Every entry, from the first line to the last, should be output exactly.

(Source data)

= = = = = = =

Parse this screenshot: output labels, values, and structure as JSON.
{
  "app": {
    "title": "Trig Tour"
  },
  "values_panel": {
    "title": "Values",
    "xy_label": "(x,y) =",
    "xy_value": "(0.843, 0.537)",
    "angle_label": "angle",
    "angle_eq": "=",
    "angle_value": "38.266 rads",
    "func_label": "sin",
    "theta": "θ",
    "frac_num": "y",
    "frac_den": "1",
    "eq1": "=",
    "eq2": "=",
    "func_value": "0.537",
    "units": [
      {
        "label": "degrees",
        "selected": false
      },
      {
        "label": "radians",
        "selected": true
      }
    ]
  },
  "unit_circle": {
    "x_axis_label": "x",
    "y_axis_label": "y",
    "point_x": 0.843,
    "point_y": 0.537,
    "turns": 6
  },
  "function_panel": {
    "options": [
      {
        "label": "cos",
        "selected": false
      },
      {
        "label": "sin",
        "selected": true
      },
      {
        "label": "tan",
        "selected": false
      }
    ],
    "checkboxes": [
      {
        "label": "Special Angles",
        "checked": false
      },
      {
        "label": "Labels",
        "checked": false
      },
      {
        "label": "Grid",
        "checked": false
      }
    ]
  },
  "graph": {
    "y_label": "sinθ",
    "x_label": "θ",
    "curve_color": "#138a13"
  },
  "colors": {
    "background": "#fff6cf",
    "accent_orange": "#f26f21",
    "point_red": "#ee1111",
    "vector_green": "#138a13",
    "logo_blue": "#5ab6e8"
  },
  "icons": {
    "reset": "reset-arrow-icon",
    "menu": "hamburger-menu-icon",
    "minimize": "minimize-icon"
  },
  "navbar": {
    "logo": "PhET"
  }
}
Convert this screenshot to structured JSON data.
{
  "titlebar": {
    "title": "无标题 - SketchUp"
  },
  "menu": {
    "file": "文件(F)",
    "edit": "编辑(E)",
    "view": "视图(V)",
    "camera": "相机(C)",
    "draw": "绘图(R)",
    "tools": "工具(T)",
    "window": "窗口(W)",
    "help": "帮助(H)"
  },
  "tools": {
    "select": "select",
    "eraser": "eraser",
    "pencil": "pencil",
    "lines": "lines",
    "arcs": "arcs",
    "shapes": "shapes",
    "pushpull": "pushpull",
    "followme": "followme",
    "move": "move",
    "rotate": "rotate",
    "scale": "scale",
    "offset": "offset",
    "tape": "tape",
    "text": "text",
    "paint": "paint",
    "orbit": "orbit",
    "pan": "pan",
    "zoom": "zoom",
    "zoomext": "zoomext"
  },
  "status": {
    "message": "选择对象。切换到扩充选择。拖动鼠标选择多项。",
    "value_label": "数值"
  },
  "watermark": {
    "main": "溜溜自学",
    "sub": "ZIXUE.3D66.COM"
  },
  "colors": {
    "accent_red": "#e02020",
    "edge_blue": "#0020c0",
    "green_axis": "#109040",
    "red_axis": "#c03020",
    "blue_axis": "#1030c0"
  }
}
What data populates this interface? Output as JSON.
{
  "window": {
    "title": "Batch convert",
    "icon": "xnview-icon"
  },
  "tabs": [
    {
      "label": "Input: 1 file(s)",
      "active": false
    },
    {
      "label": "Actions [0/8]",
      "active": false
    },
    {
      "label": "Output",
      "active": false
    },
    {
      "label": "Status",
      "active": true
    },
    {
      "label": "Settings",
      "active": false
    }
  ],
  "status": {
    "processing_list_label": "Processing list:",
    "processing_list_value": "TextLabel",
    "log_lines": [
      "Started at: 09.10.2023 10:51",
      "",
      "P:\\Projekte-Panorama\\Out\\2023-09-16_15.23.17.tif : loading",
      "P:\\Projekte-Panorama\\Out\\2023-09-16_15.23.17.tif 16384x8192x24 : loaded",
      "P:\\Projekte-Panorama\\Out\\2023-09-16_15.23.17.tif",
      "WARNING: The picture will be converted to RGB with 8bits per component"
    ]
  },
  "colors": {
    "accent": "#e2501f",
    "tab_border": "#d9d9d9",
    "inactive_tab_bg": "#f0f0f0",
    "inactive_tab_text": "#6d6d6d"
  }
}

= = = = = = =

Result below:
Parse this screenshot: output labels, values, and structure as JSON.
{
  "app": {
    "title": "Trig Tour"
  },
  "values_panel": {
    "title": "Values",
    "xy_label": "(x,y) =",
    "xy_value": "(0.843, 0.537)",
    "angle_label": "angle",
    "angle_eq": "=",
    "angle_value": "38.266 rads",
    "func_label": "sin",
    "theta": "θ",
    "frac_num": "y",
    "frac_den": "1",
    "eq1": "=",
    "eq2": "=",
    "func_value": "0.537",
    "units": [
      {
        "label": "degrees",
        "selected": false
      },
      {
        "label": "radians",
        "selected": true
      }
    ]
  },
  "unit_circle": {
    "x_axis_label": "x",
    "y_axis_label": "y",
    "point_x": 0.843,
    "point_y": 0.537,
    "turns": 6
  },
  "function_panel": {
    "options": [
      {
        "label": "cos",
        "selected": false
      },
      {
        "label": "sin",
        "selected": true
      },
      {
        "label": "tan",
        "selected": false
      }
    ],
    "checkboxes": [
      {
        "label": "Special Angles",
        "checked": false
      },
      {
        "label": "Labels",
        "checked": false
      },
      {
        "label": "Grid",
        "checked": false
      }
    ]
  },
  "graph": {
    "y_label": "sinθ",
    "x_label": "θ",
    "curve_color": "#138a13"
  },
  "colors": {
    "background": "#fff6cf",
    "accent_orange": "#f26f21",
    "point_red": "#ee1111",
    "vector_green": "#138a13",
    "logo_blue": "#5ab6e8"
  },
  "icons": {
    "reset": "reset-arrow-icon",
    "menu": "hamburger-menu-icon",
    "minimize": "minimize-icon"
  },
  "navbar": {
    "logo": "PhET"
  }
}
Convert this screenshot to structured JSON data.
{
  "titlebar": {
    "title": "无标题 - SketchUp"
  },
  "menu": {
    "file": "文件(F)",
    "edit": "编辑(E)",
    "view": "视图(V)",
    "camera": "相机(C)",
    "draw": "绘图(R)",
    "tools": "工具(T)",
    "window": "窗口(W)",
    "help": "帮助(H)"
  },
  "tools": {
    "select": "select",
    "eraser": "eraser",
    "pencil": "pencil",
    "lines": "lines",
    "arcs": "arcs",
    "shapes": "shapes",
    "pushpull": "pushpull",
    "followme": "followme",
    "move": "move",
    "rotate": "rotate",
    "scale": "scale",
    "offset": "offset",
    "tape": "tape",
    "text": "text",
    "paint": "paint",
    "orbit": "orbit",
    "pan": "pan",
    "zoom": "zoom",
    "zoomext": "zoomext"
  },
  "status": {
    "message": "选择对象。切换到扩充选择。拖动鼠标选择多项。",
    "value_label": "数值"
  },
  "watermark": {
    "main": "溜溜自学",
    "sub": "ZIXUE.3D66.COM"
  },
  "colors": {
    "accent_red": "#e02020",
    "edge_blue": "#0020c0",
    "green_axis": "#109040",
    "red_axis": "#c03020",
    "blue_axis": "#1030c0"
  }
}
What data populates this interface? Output as JSON.
{
  "window": {
    "title": "Batch convert",
    "icon": "xnview-icon"
  },
  "tabs": [
    {
      "label": "Input: 1 file(s)",
      "active": false
    },
    {
      "label": "Actions [0/8]",
      "active": false
    },
    {
      "label": "Output",
      "active": false
    },
    {
      "label": "Status",
      "active": true
    },
    {
      "label": "Settings",
      "active": false
    }
  ],
  "status": {
    "processing_list_label": "Processing list:",
    "processing_list_value": "TextLabel",
    "log_lines": [
      "Started at: 09.10.2023 10:51",
      "",
      "P:\\Projekte-Panorama\\Out\\2023-09-16_15.23.17.tif : loading",
      "P:\\Projekte-Panorama\\Out\\2023-09-16_15.23.17.tif 16384x8192x24 : loaded",
      "P:\\Projekte-Panorama\\Out\\2023-09-16_15.23.17.tif",
      "WARNING: The picture will be converted to RGB with 8bits per component"
    ]
  },
  "colors": {
    "accent": "#e2501f",
    "tab_border": "#d9d9d9",
    "inactive_tab_bg": "#f0f0f0",
    "inactive_tab_text": "#6d6d6d"
  }
}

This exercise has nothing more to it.